In recent months, researchers have begun testing a new paternity test that is able to determine whether a man is the father of a baby long before the baby is born, and it will likely not be long before that test becomes widely used in Atlanta and throughout the country. When that happens, laws regarding child support may need a significant overhaul in order to provide mothers with additional financial support during pregnancy.

The new prenatal paternity test is relatively non-invasive, requiring only a blood draw from the mother and a cheek swab of the potential father. The test then compares fragments of the fetus' DNA, which are found in the mother's blood, and compares them with the father's DNA.

Under current Georgia family laws, a father is only required to pay child support after the baby is born, and the costs of the pregnancy and the birth are the sole responsibility of the mother. But if doctors are able to conclusively determine that a man is the father of a baby prior to birth, the law may be changed so that men are required to pay support to the mother during her pregnancy.

Some will probably resist this change, arguing that child support is meant to support the child (hence the name) and not the mother. But requiring a father to help with medical and other pregnancy-related costs could help ensure a safe pregnancy and delivery and a healthy baby.

What do you think? Should a father be ordered to pay child support prior to the birth of his child?

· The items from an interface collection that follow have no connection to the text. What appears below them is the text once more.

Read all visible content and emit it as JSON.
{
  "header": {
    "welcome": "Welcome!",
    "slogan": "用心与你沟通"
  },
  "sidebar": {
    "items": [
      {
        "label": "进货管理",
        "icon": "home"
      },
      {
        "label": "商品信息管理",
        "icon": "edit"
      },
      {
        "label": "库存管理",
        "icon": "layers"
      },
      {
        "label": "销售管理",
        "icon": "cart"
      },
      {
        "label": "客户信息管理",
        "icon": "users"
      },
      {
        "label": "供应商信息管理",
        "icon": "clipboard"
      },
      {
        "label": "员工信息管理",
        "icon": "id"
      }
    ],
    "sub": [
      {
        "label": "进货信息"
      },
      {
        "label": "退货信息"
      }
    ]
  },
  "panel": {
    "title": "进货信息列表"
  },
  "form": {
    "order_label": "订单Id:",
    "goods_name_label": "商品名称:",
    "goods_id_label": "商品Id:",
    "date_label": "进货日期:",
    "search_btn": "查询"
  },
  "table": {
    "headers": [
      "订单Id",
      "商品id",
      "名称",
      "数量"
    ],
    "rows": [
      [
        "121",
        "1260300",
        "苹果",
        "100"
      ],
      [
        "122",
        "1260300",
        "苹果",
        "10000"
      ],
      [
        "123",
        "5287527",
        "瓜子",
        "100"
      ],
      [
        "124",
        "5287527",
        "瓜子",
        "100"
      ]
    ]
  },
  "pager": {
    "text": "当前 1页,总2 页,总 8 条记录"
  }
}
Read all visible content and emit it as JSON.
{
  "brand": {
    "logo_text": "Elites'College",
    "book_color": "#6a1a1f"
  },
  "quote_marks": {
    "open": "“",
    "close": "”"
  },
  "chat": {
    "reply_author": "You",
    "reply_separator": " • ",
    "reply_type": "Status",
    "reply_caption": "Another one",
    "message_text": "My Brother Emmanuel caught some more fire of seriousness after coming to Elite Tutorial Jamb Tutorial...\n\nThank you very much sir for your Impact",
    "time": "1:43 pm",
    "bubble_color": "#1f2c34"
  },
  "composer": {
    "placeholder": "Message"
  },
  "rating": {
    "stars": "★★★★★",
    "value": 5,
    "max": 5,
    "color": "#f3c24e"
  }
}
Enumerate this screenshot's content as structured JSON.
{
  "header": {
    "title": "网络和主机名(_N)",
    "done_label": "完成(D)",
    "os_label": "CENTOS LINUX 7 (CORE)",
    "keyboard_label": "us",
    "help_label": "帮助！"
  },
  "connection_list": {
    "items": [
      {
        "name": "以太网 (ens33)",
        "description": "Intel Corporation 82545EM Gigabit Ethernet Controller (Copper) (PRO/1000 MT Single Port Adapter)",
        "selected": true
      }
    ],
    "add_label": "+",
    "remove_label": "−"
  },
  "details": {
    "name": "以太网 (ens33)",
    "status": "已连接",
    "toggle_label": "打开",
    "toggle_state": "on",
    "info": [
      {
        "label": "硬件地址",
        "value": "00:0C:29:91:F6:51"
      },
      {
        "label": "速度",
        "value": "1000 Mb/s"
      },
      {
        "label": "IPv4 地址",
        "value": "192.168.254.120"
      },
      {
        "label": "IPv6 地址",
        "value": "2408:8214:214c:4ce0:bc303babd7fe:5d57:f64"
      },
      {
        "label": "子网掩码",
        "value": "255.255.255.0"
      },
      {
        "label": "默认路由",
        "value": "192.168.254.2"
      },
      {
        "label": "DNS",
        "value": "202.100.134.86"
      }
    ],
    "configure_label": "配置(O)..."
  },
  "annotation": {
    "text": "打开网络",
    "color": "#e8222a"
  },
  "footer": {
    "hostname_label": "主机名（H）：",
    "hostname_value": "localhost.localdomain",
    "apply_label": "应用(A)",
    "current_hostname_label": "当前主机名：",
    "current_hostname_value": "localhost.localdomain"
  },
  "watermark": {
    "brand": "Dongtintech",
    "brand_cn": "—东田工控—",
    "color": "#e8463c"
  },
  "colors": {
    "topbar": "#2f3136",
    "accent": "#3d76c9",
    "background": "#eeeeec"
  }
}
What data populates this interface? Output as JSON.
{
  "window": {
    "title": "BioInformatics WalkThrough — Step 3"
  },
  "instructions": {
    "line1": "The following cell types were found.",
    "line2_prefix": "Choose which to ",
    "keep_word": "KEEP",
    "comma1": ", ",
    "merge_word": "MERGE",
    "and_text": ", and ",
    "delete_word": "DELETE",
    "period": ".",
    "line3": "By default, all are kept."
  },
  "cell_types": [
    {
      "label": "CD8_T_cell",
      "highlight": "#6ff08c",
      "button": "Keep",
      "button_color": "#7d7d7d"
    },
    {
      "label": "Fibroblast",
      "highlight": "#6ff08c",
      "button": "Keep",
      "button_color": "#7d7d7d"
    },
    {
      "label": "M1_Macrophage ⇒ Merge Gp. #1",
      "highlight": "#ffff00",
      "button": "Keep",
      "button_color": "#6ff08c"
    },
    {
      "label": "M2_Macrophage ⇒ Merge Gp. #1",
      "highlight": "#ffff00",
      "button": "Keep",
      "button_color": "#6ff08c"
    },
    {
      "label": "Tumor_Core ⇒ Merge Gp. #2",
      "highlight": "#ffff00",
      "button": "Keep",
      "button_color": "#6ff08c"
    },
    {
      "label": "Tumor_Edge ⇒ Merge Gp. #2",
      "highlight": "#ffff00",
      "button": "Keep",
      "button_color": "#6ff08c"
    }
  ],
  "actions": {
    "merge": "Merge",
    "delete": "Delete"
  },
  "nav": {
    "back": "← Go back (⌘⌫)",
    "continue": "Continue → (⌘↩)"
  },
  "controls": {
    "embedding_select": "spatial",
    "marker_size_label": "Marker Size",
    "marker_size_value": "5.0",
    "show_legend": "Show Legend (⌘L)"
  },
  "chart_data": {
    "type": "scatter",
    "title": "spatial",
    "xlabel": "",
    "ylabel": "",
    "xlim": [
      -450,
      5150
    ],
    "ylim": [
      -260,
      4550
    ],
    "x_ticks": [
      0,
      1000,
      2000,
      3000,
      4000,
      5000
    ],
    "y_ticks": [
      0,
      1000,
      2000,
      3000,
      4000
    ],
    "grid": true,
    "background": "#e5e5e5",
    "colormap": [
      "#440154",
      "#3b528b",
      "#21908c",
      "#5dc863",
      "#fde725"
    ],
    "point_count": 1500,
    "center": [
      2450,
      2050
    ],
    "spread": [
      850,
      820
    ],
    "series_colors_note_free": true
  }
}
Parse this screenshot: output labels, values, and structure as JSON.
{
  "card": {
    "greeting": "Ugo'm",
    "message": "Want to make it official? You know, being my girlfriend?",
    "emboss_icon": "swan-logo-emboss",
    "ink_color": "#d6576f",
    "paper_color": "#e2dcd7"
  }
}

Source: Kalamazoo Gazette, "Kalamazoo lab first in West Michigan to conduct new prenatal paternity test," Yvonne Zipp, Dec. 4, 2012